Schools Don’t Have To Adopt Biden Transgender Rules, Brumley Says
A new Title IX rule from the Biden administration would seek to open up bathroom and sports team access to transgender students in public schools. But State Superintendent of Education Dr. Cade Brumley informed school districts across the state that they are under no obligation to adhere to that rule.
According to Brumley's message, "school systems should not alter their local policies or procedures based solely on these overreaching guidance documents." He said in the letter that he was responding to questions asked by multiple school districts.
The Superintendent has been outspoken in federal overreach in local education and against the "woke" movement in public education.
"Whenever we think about America, we think about those individuals who forged their sacred honor, the Declaration of Independence, or the abolishment of slavery or suffrage or civil rights," Brumley told Fox News earlier this year.

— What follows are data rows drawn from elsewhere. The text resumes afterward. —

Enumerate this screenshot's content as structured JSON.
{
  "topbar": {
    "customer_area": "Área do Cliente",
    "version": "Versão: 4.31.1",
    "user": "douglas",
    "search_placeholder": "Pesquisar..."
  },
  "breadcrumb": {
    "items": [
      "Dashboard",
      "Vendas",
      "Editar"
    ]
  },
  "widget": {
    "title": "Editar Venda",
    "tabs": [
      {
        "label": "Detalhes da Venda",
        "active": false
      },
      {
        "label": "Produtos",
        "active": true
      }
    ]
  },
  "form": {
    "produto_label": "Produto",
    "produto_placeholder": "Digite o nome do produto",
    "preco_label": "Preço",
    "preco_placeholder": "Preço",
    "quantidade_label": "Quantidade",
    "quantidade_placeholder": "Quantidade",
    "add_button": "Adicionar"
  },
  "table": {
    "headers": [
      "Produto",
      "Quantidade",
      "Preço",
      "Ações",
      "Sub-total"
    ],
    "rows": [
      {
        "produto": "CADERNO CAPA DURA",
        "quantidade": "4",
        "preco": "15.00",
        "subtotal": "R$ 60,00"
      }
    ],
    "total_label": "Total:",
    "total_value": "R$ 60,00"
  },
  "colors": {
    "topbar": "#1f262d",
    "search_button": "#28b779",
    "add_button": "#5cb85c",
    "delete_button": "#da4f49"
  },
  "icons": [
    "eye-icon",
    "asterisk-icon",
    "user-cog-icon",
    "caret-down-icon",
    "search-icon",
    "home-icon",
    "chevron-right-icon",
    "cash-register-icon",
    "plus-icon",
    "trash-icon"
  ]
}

In his letter to school districts, he also noted that the Louisiana legislature passed a law barring transgender athletes from competing in girls' and women's sports.
"It affirms school-sanctioned athletic participation must be divided by biological sex unless the configuration is co-ed in nature," he said.
You can see the full letter below.
Brumley assumed the role of Superintendent of Education on June 8, 2020.
The Biden Administration's expansion of Title IX to include transgender students is a revitalization of an Obama-era rule that was rescinded by President Donald Trump. It calls on schools to allow students identifying as female to use women's bathrooms and participate on women's teams.
The move is controversial, with several states like Louisiana working on passing rules to prevent that. Title IX is meant to prevent discrimination based on sex. It was originally implemented in 1972.